Nick Friedell: In reality, nobody within the organization will say this, but the Bulls may be better off when they lose. Thibodeau is not going to let his team tank so it's a tricky balance, but what are the Bulls playing for this season? The chance to maybe make it into the second round? The key for Thibodeau is to try to get his team to still play hard. Bulls general manager Gar Forman has talked about keeping the culture the Bulls have built in place. Playing hard and still losing some games and getting a better spot in the lottery might be the best long-term situation for the organization.
Jon Greenberg: If you're medically cleared to watch Bulls basketball this season, you can hopefully take solace in the development of three exciting players: Taj Gibson, Tony Snell and Jimmy Butler. These are athletes the Bulls need to complement Rose -- when he can play again, that is. Gibson's game has expanded after a disappointing, injury-hindered season. So far, he looks like he's worth every bit of that $38 million contract extension. Gibson is a potential All-Star, the successor to Luol Deng as the shining example of Thibodeau's team-first system. Snell has been pressed into action because of injuries and he's been a revelation as the team has foundered. Snell looks like a 40 percent 3-point shooter with an ability to finish at the rim and defend. And, of course, there's Butler, who was everyone's pick to take "the next step" this season as a full-time starter. Finally back from a turf toe injury, he needs to show that last season was no fluke and he can be a two-way player. While the Bulls will be tough to watch for much of the season, focus on these three.

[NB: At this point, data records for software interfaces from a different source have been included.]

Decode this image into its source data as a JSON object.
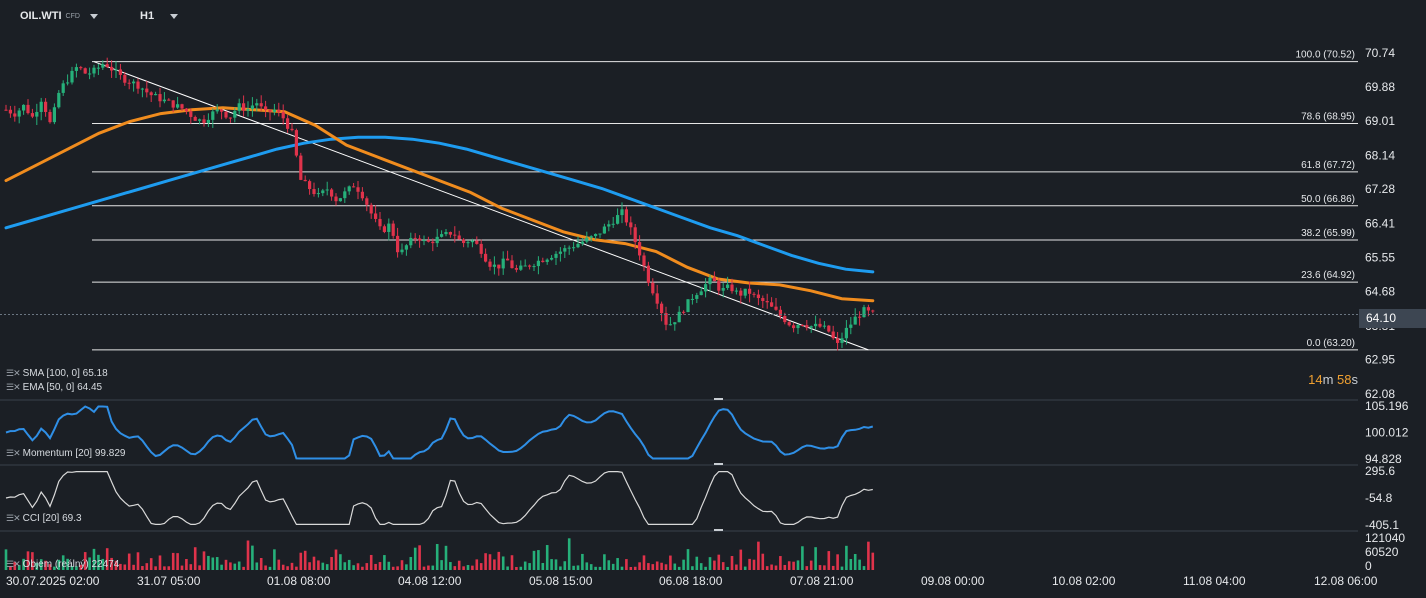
{
  "header": {
    "symbol": "OIL.WTI",
    "symbol_sub": "CFD",
    "timeframe": "H1"
  },
  "current_price": "64.10",
  "countdown": {
    "minutes": "14",
    "m": "m",
    "seconds": "58",
    "s": "s"
  },
  "legends": {
    "sma": "SMA [100,  0]  65.18",
    "ema": "EMA [50,  0]  64.45",
    "momentum": "Momentum  [20]  99.829",
    "cci": "CCI [20]  69.3",
    "volume": "Objem (reálný)  22474"
  },
  "colors": {
    "background": "#1b1f25",
    "up": "#26b07a",
    "down": "#e0334b",
    "sma": "#1e9cf0",
    "ema": "#f08c1e",
    "momentum": "#2f8fe6",
    "cci": "#d9d9d9",
    "fib": "#e6e6e6"
  },
  "chart_data": {
    "type": "candlestick",
    "price_axis": {
      "ticks": [
        "70.74",
        "69.88",
        "69.01",
        "68.14",
        "67.28",
        "66.41",
        "65.55",
        "64.68",
        "63.81",
        "62.95",
        "62.08"
      ],
      "range": [
        62.08,
        70.74
      ]
    },
    "time_axis": {
      "ticks": [
        "30.07.2025  02:00",
        "31.07  05:00",
        "01.08  08:00",
        "04.08  12:00",
        "05.08  15:00",
        "06.08  18:00",
        "07.08  21:00",
        "09.08  00:00",
        "10.08  02:00",
        "11.08  04:00",
        "12.08  06:00"
      ]
    },
    "fibonacci": [
      {
        "label": "100.0 (70.52)",
        "price": 70.52
      },
      {
        "label": "78.6 (68.95)",
        "price": 68.95
      },
      {
        "label": "61.8 (67.72)",
        "price": 67.72
      },
      {
        "label": "50.0 (66.86)",
        "price": 66.86
      },
      {
        "label": "38.2 (65.99)",
        "price": 65.99
      },
      {
        "label": "23.6 (64.92)",
        "price": 64.92
      },
      {
        "label": "0.0 (63.20)",
        "price": 63.2
      }
    ],
    "trendline": {
      "from_index": 20,
      "from_price": 70.52,
      "to_index": 196,
      "to_price": 63.2
    },
    "close_series": [
      69.3,
      69.2,
      69.4,
      69.1,
      69.6,
      68.9,
      69.8,
      70.1,
      70.4,
      70.2,
      70.3,
      70.5,
      70.3,
      70.1,
      70.0,
      69.9,
      69.7,
      69.6,
      69.5,
      69.4,
      69.3,
      69.1,
      69.0,
      69.2,
      69.3,
      69.1,
      69.4,
      69.3,
      69.5,
      69.2,
      69.3,
      69.1,
      68.7,
      67.5,
      67.3,
      67.1,
      67.3,
      67.0,
      67.2,
      67.4,
      67.1,
      66.6,
      66.2,
      66.4,
      65.6,
      65.9,
      66.1,
      65.9,
      66.0,
      66.1,
      66.2,
      65.9,
      66.0,
      65.8,
      65.4,
      65.3,
      65.5,
      65.2,
      65.3,
      65.4,
      65.5,
      65.6,
      65.7,
      65.8,
      65.9,
      66.0,
      66.1,
      66.3,
      66.5,
      66.7,
      66.2,
      65.6,
      64.9,
      64.4,
      63.8,
      64.0,
      64.3,
      64.6,
      64.8,
      65.0,
      64.7,
      64.8,
      64.6,
      64.7,
      64.5,
      64.4,
      64.2,
      64.0,
      63.8,
      63.9,
      63.8,
      63.8,
      63.7,
      63.3,
      63.7,
      64.0,
      64.2,
      64.1
    ],
    "sma_100": [
      66.3,
      66.5,
      66.7,
      66.9,
      67.1,
      67.3,
      67.5,
      67.7,
      67.9,
      68.1,
      68.3,
      68.45,
      68.55,
      68.6,
      68.6,
      68.55,
      68.45,
      68.3,
      68.1,
      67.9,
      67.7,
      67.5,
      67.3,
      67.05,
      66.8,
      66.55,
      66.3,
      66.1,
      65.85,
      65.6,
      65.4,
      65.25,
      65.18
    ],
    "ema_50": [
      67.5,
      67.9,
      68.3,
      68.7,
      69.0,
      69.2,
      69.3,
      69.35,
      69.3,
      69.25,
      68.9,
      68.4,
      68.1,
      67.8,
      67.5,
      67.2,
      66.8,
      66.5,
      66.2,
      66.0,
      65.9,
      65.7,
      65.3,
      65.0,
      64.9,
      64.85,
      64.7,
      64.5,
      64.45
    ],
    "momentum": {
      "ticks": [
        "105.196",
        "100.012",
        "94.828"
      ],
      "last": 99.829
    },
    "cci": {
      "ticks": [
        "295.6",
        "-54.8",
        "-405.1"
      ],
      "last": 69.3
    },
    "volume": {
      "ticks": [
        "121040",
        "60520",
        "0"
      ],
      "last": 22474
    }
  }
}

Scoop Jackson: That the East as a conference is just as bad as the Bulls are as a team. But at least the Bulls have excuses in injuries and Murphy's Law. The Eastern Conference as a whole has no excuse. The Bulls being surrounded by so many bad teams almost makes them look good. They are six games under .500 and are still holding down the eight spot if the playoffs began today. And we all saw last season what type of "miracles" can happen once the playoffs start.